India has undeniably become a great technological space power. And I know that Prime Minister Modi has initiated major reforms to make your country an economic space power, too. Be assured that France is also ready to support you in reaching this new milestone.
We can be proud of the fact that we have already established partnerships in almost every field of space activity. These pioneering collaborations are very concrete assets for meeting the major challenges of the 21st century.
- I am thinking of the climate challenge, since at the time of the signing of the Paris Agreement, our two countries already had two operational satellites, developed and operated jointly, which daily provide information for climate research.

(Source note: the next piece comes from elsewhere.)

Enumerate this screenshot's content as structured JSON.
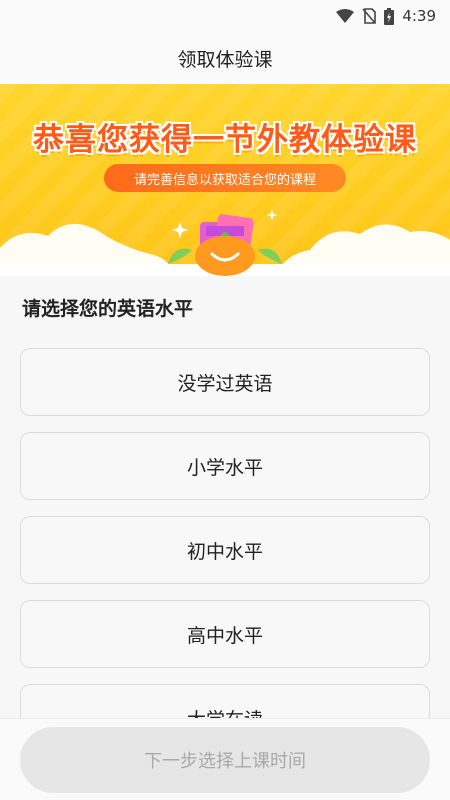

Since then, this fleet has been further expanded, and this year you will launch the OCEANSAT 3 oceanographic satellite, which will carry the ARGOS 4 mission of [the French space agency] CNES.

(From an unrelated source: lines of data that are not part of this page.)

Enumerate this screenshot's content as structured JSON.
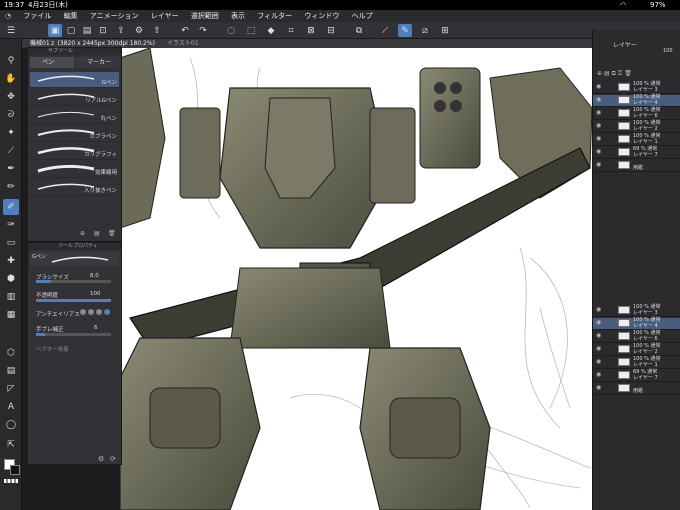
{
  "status": {
    "time": "19:37",
    "date": "4月23日(木)",
    "battery": "97%"
  },
  "menu": [
    "ファイル",
    "編集",
    "アニメーション",
    "レイヤー",
    "選択範囲",
    "表示",
    "フィルター",
    "ウィンドウ",
    "ヘルプ"
  ],
  "document": {
    "title": "機械01ｚ (3820 x 2445px 300dpi 180.2%)",
    "secondary_tab": "イラスト01"
  },
  "subtool_panel": {
    "title": "サブツール",
    "tabs": [
      "ペン",
      "マーカー"
    ],
    "items": [
      {
        "label": "Gペン",
        "selected": true
      },
      {
        "label": "リアルGペン",
        "selected": false
      },
      {
        "label": "丸ペン",
        "selected": false
      },
      {
        "label": "カブラペン",
        "selected": false
      },
      {
        "label": "カリグラフィ",
        "selected": false
      },
      {
        "label": "効果線用",
        "selected": false
      },
      {
        "label": "入り抜きペン",
        "selected": false
      }
    ]
  },
  "tool_property": {
    "title": "ツールプロパティ",
    "name": "Gペン",
    "brush_size_label": "ブラシサイズ",
    "brush_size_value": "8.0",
    "opacity_label": "不透明度",
    "opacity_value": "100",
    "antialias_label": "アンチエイリアス",
    "stabilization_label": "手ブレ補正",
    "stabilization_value": "6",
    "vector_label": "ベクター吸着"
  },
  "layer_panel": {
    "title": "レイヤー",
    "opacity": "100",
    "layers_top": [
      {
        "line1": "100 % 通常",
        "line2": "レイヤー 3",
        "selected": false
      },
      {
        "line1": "100 % 通常",
        "line2": "レイヤー 4",
        "selected": true
      },
      {
        "line1": "100 % 通常",
        "line2": "レイヤー 6",
        "selected": false
      },
      {
        "line1": "100 % 通常",
        "line2": "レイヤー 2",
        "selected": false
      },
      {
        "line1": "100 % 通常",
        "line2": "レイヤー 1",
        "selected": false
      },
      {
        "line1": "69 % 通常",
        "line2": "レイヤー 7",
        "selected": false
      },
      {
        "line1": "",
        "line2": "用紙",
        "selected": false
      }
    ],
    "layers_bottom": [
      {
        "line1": "100 % 通常",
        "line2": "レイヤー 3",
        "selected": false
      },
      {
        "line1": "100 % 通常",
        "line2": "レイヤー 4",
        "selected": true
      },
      {
        "line1": "100 % 通常",
        "line2": "レイヤー 6",
        "selected": false
      },
      {
        "line1": "100 % 通常",
        "line2": "レイヤー 2",
        "selected": false
      },
      {
        "line1": "100 % 通常",
        "line2": "レイヤー 1",
        "selected": false
      },
      {
        "line1": "69 % 通常",
        "line2": "レイヤー 7",
        "selected": false
      },
      {
        "line1": "",
        "line2": "用紙",
        "selected": false
      }
    ]
  },
  "colors": {
    "accent": "#4e80c0",
    "panel": "#323236",
    "selected_row": "#4a5d7e"
  }
}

In addition, the future Indo-French thermal infrared observation satellite TRISHNA is being developed in Toulouse and here, in Bangalore. For the first time, it will help continuously measure the surface temperature of the entire planet with unmatched precision.
- I spoke about the climate challenge, and I am also thinking of the security challenge, since our joint maritime surveillance programme will enter its operational phase this year, with the installation of dedicated facilities in India.
Teams from CNES, the Space Command, and ISRO have also begun discussions with a view to building a stronger partnership with regard to security.
- And I am also thinking of the fascinating challenge of the scientific exploration of space.
In this regard, I am very pleased to announce today France’s participation in the formidable GAGANYAAN programme, which follows in the trail of the great explorations that have marked the History of humanity.
But today I would, most of all, like to talk to you about the future of our cooperation. In the past, we have always been able to stay one step ahead, as they say, and it is by looking to the future that we will remain truly faithful to our common history.
- I am thinking of technologies for future reusable launchers.
- I am thinking of India’s future planetary exploration missions.
- And I am thinking, beyond what we will do together on GAGANYAAN, of the design and deployment of the future Indian space station.
Three projects seem to me to be priorities for writing the next chapter of this collective adventure.
- 1) First of all, our space sector manufacturers must work closely together.
Discussions are underway. For it is clear that unity will create the power for establishing the competitiveness of our private players on new markets.
- 2) Second, the deepening of the Indo-Pacific mission of our space partnership. I know that ISRO has signed a cooperation agreement with the Australian space agency. We ourselves have many ongoing cooperation with Australia. I think it’s important to invite our governments to consider the possibilities of bringing about such a strategic closeness, which could then be applied within our space agencies. I attach particular importance to this subject.
- 3) Lastly, the protection of our infrastructures against new threats.
Both our countries recently carried out largescale reforms in space security. I am convinced that civilian space cooperation can serve as a model for the establishment of military space cooperation between France and India. I would therefore like a Strategic Space Dialogue to be established between our two governments. This is essential to have convergence in our positions at the strategic and political levels, as we are already doing in other areas of security and defence.
These, Mr Chairman, ladies and gentlemen, are the most important points what I wished to raise with you so as to fully integrate our historic space cooperation in a 21st century that is riddled with challenges but is also full of new opportunities for our various cooperation.